*MATERIALS PROVIDED*.

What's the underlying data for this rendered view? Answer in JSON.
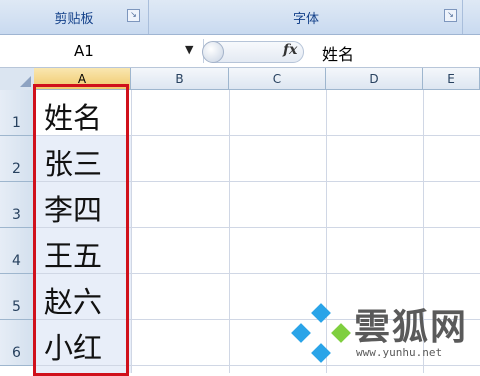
{
  "ribbon": {
    "group1_label": "剪贴板",
    "group2_label": "字体",
    "launcher_glyph": "↘"
  },
  "formula_bar": {
    "name_box": "A1",
    "dropdown_glyph": "▼",
    "fx_label": "fx",
    "content": "姓名"
  },
  "columns": [
    "A",
    "B",
    "C",
    "D",
    "E"
  ],
  "rows": [
    "1",
    "2",
    "3",
    "4",
    "5",
    "6"
  ],
  "cells_A": [
    "姓名",
    "张三",
    "李四",
    "王五",
    "赵六",
    "小红"
  ],
  "watermark": {
    "text": "雲狐网",
    "url": "www.yunhu.net",
    "logo_color": "#2aa4e8"
  },
  "colors": {
    "highlight_border": "#d0101b"
  }
}
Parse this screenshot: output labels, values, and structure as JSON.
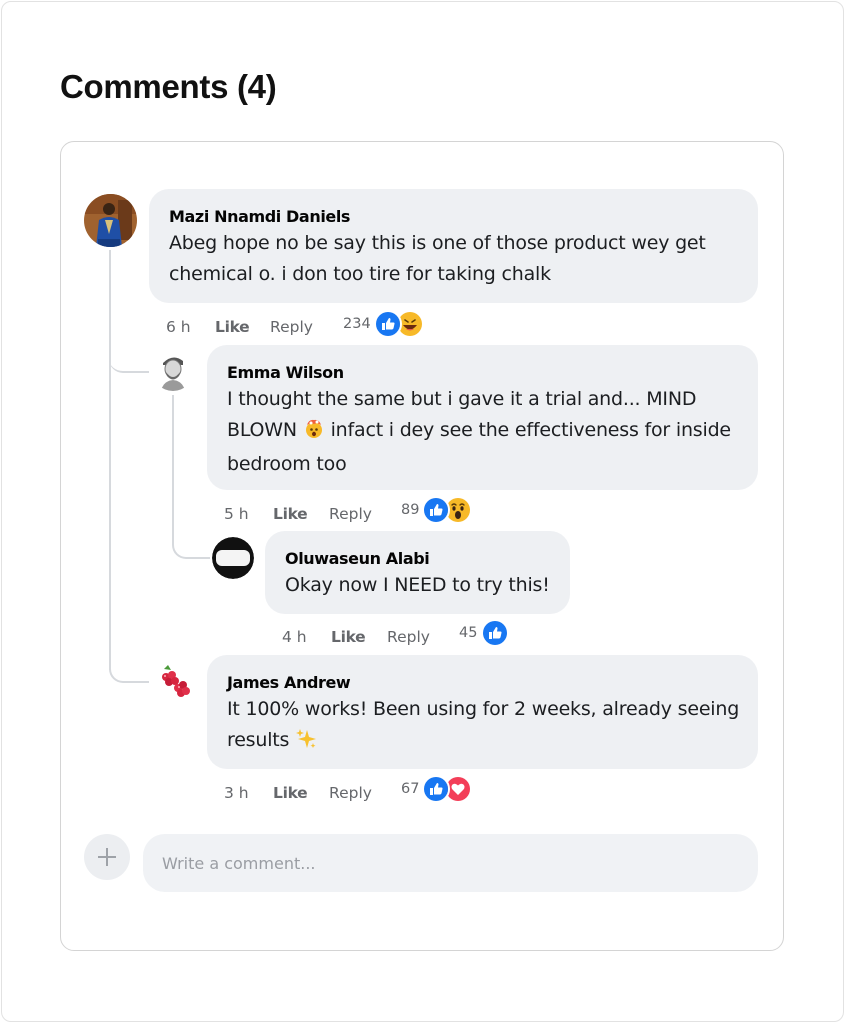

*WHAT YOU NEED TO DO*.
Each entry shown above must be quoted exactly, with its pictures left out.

*EXERCISE SOLUTION*.
What's the underlying data for this rendered view? Answer in JSON.
{
  "ribbon": {
    "group1_label": "剪贴板",
    "group2_label": "字体",
    "launcher_glyph": "↘"
  },
  "formula_bar": {
    "name_box": "A1",
    "dropdown_glyph": "▼",
    "fx_label": "fx",
    "content": "姓名"
  },
  "columns": [
    "A",
    "B",
    "C",
    "D",
    "E"
  ],
  "rows": [
    "1",
    "2",
    "3",
    "4",
    "5",
    "6"
  ],
  "cells_A": [
    "姓名",
    "张三",
    "李四",
    "王五",
    "赵六",
    "小红"
  ],
  "watermark": {
    "text": "雲狐网",
    "url": "www.yunhu.net",
    "logo_color": "#2aa4e8"
  },
  "colors": {
    "highlight_border": "#d0101b"
  }
}
Parse this screenshot: output labels, values, and structure as JSON.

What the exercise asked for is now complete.